◆ Task requirements
Please return the listing exactly as it stands, skipping any pictures.

◆ Records supplied

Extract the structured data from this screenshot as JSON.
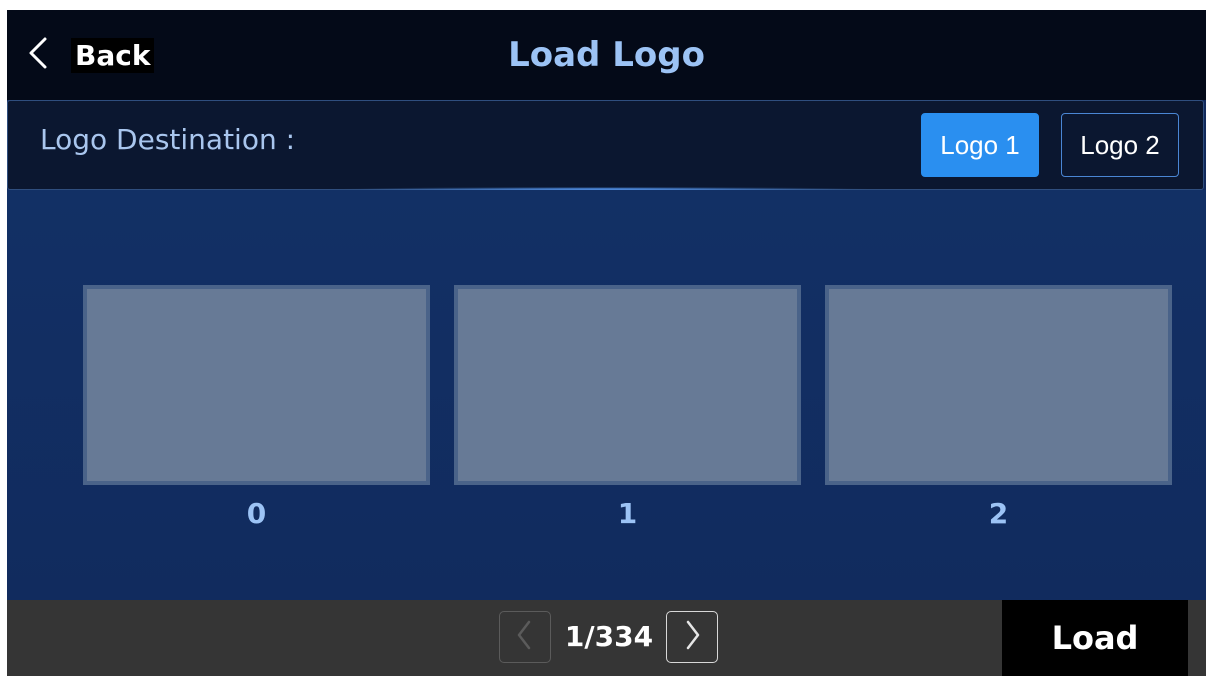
{
  "header": {
    "back_label": "Back",
    "title": "Load Logo",
    "back_icon": "chevron-left-icon"
  },
  "destination": {
    "label": "Logo Destination :",
    "options": [
      {
        "label": "Logo 1",
        "selected": true
      },
      {
        "label": "Logo 2",
        "selected": false
      }
    ]
  },
  "slots": [
    {
      "label": "0"
    },
    {
      "label": "1"
    },
    {
      "label": "2"
    }
  ],
  "footer": {
    "page_indicator": "1/334",
    "prev_icon": "chevron-left-icon",
    "next_icon": "chevron-right-icon",
    "load_label": "Load"
  },
  "colors": {
    "accent": "#2a8ff0",
    "title": "#9cc3f5",
    "header_bg": "#040a18",
    "content_bg": "#122a5c",
    "footer_bg": "#353535"
  }
}
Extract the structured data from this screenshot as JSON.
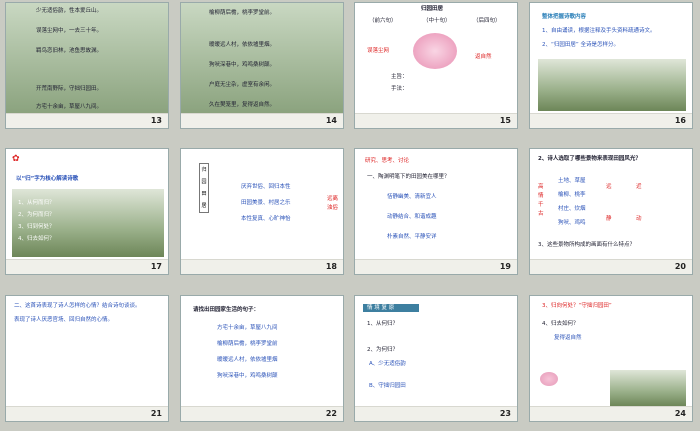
{
  "slides": [
    {
      "num": "13",
      "lines": [
        "少无适俗韵，性本爱丘山。",
        "误落尘网中，一去三十年。",
        "羁鸟恋旧林，池鱼思故渊。",
        "开荒南野际，守拙归园田。",
        "方宅十余亩，草屋八九间。"
      ]
    },
    {
      "num": "14",
      "lines": [
        "榆柳荫后檐，桃李罗堂前。",
        "暧暧远人村，依依墟里烟。",
        "狗吠深巷中，鸡鸣桑树颠。",
        "户庭无尘杂，虚室有余闲。",
        "久在樊笼里，复得返自然。"
      ]
    },
    {
      "num": "15",
      "title": "归园田居",
      "heads": [
        "（前六句）",
        "（中十句）",
        "（后四句）"
      ],
      "words": [
        "误落尘网",
        "返自然",
        "主旨：",
        "手法："
      ]
    },
    {
      "num": "16",
      "title": "整体把握诗歌内容",
      "lines": [
        "1、自由诵读，根据注释及手头资料疏通诗文。",
        "2、“归园田居”   全诗是怎样分。"
      ]
    },
    {
      "num": "17",
      "title": "以“归”字为核心解读诗歌",
      "lines": [
        "1、从何而归？",
        "2、为何而归？",
        "3、归到何处？",
        "4、归去如何？"
      ]
    },
    {
      "num": "18",
      "side": "归园田居",
      "items": [
        "厌弃世俗、回归本性",
        "田园美景、村居之乐",
        "本性复真、心旷神怡"
      ],
      "right": "远离浊俗"
    },
    {
      "num": "19",
      "head": "研究、思考、讨论",
      "q": "一、陶渊明笔下的田园美在哪里？",
      "a": [
        "恬静幽美、清新宜人",
        "动静结合、和谐成趣",
        "朴素自然、平静安详"
      ]
    },
    {
      "num": "20",
      "title": "2、诗人选取了哪些景物来表现田园风光？",
      "left": "高情千古",
      "rows": [
        "土地、草屋",
        "榆柳、桃李",
        "村庄、炊烟",
        "狗吠、鸡鸣"
      ],
      "cols": [
        "远",
        "近",
        "静",
        "动"
      ],
      "foot": "3、这些景物所构成的画面有什么特点？"
    },
    {
      "num": "21",
      "lines": [
        "二、这首诗表现了诗人怎样的心情？结合诗句谈谈。",
        "表现了诗人厌恶官场、回归自然的心情。"
      ]
    },
    {
      "num": "22",
      "title": "请找出田园家生活的句子：",
      "lines": [
        "方宅十余亩，草屋八九间",
        "榆柳荫后檐，桃李罗堂前",
        "暧暧远人村，依依墟里烟",
        "狗吠深巷中，鸡鸣桑树颠"
      ]
    },
    {
      "num": "23",
      "title": "情 境 复 原",
      "lines": [
        "1、从何归？",
        "2、为何归？",
        "A、少无适俗韵",
        "B、守拙归园田"
      ]
    },
    {
      "num": "24",
      "lines": [
        "3、归向何处？“守拙归园田”",
        "4、归去如何？",
        "复得返自然"
      ]
    }
  ]
}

◆ Response to this task
Extract the structured data from this screenshot as JSON.
{
  "header": {
    "back_label": "Back",
    "title": "Load Logo",
    "back_icon": "chevron-left-icon"
  },
  "destination": {
    "label": "Logo Destination :",
    "options": [
      {
        "label": "Logo 1",
        "selected": true
      },
      {
        "label": "Logo 2",
        "selected": false
      }
    ]
  },
  "slots": [
    {
      "label": "0"
    },
    {
      "label": "1"
    },
    {
      "label": "2"
    }
  ],
  "footer": {
    "page_indicator": "1/334",
    "prev_icon": "chevron-left-icon",
    "next_icon": "chevron-right-icon",
    "load_label": "Load"
  },
  "colors": {
    "accent": "#2a8ff0",
    "title": "#9cc3f5",
    "header_bg": "#040a18",
    "content_bg": "#122a5c",
    "footer_bg": "#353535"
  }
}
Extract the structured data from this screenshot as JSON.
{
  "slides": [
    {
      "num": "13",
      "lines": [
        "少无适俗韵，性本爱丘山。",
        "误落尘网中，一去三十年。",
        "羁鸟恋旧林，池鱼思故渊。",
        "开荒南野际，守拙归园田。",
        "方宅十余亩，草屋八九间。"
      ]
    },
    {
      "num": "14",
      "lines": [
        "榆柳荫后檐，桃李罗堂前。",
        "暧暧远人村，依依墟里烟。",
        "狗吠深巷中，鸡鸣桑树颠。",
        "户庭无尘杂，虚室有余闲。",
        "久在樊笼里，复得返自然。"
      ]
    },
    {
      "num": "15",
      "title": "归园田居",
      "heads": [
        "（前六句）",
        "（中十句）",
        "（后四句）"
      ],
      "words": [
        "误落尘网",
        "返自然",
        "主旨：",
        "手法："
      ]
    },
    {
      "num": "16",
      "title": "整体把握诗歌内容",
      "lines": [
        "1、自由诵读，根据注释及手头资料疏通诗文。",
        "2、“归园田居”   全诗是怎样分。"
      ]
    },
    {
      "num": "17",
      "title": "以“归”字为核心解读诗歌",
      "lines": [
        "1、从何而归？",
        "2、为何而归？",
        "3、归到何处？",
        "4、归去如何？"
      ]
    },
    {
      "num": "18",
      "side": "归园田居",
      "items": [
        "厌弃世俗、回归本性",
        "田园美景、村居之乐",
        "本性复真、心旷神怡"
      ],
      "right": "远离浊俗"
    },
    {
      "num": "19",
      "head": "研究、思考、讨论",
      "q": "一、陶渊明笔下的田园美在哪里？",
      "a": [
        "恬静幽美、清新宜人",
        "动静结合、和谐成趣",
        "朴素自然、平静安详"
      ]
    },
    {
      "num": "20",
      "title": "2、诗人选取了哪些景物来表现田园风光？",
      "left": "高情千古",
      "rows": [
        "土地、草屋",
        "榆柳、桃李",
        "村庄、炊烟",
        "狗吠、鸡鸣"
      ],
      "cols": [
        "远",
        "近",
        "静",
        "动"
      ],
      "foot": "3、这些景物所构成的画面有什么特点？"
    },
    {
      "num": "21",
      "lines": [
        "二、这首诗表现了诗人怎样的心情？结合诗句谈谈。",
        "表现了诗人厌恶官场、回归自然的心情。"
      ]
    },
    {
      "num": "22",
      "title": "请找出田园家生活的句子：",
      "lines": [
        "方宅十余亩，草屋八九间",
        "榆柳荫后檐，桃李罗堂前",
        "暧暧远人村，依依墟里烟",
        "狗吠深巷中，鸡鸣桑树颠"
      ]
    },
    {
      "num": "23",
      "title": "情 境 复 原",
      "lines": [
        "1、从何归？",
        "2、为何归？",
        "A、少无适俗韵",
        "B、守拙归园田"
      ]
    },
    {
      "num": "24",
      "lines": [
        "3、归向何处？“守拙归园田”",
        "4、归去如何？",
        "复得返自然"
      ]
    }
  ]
}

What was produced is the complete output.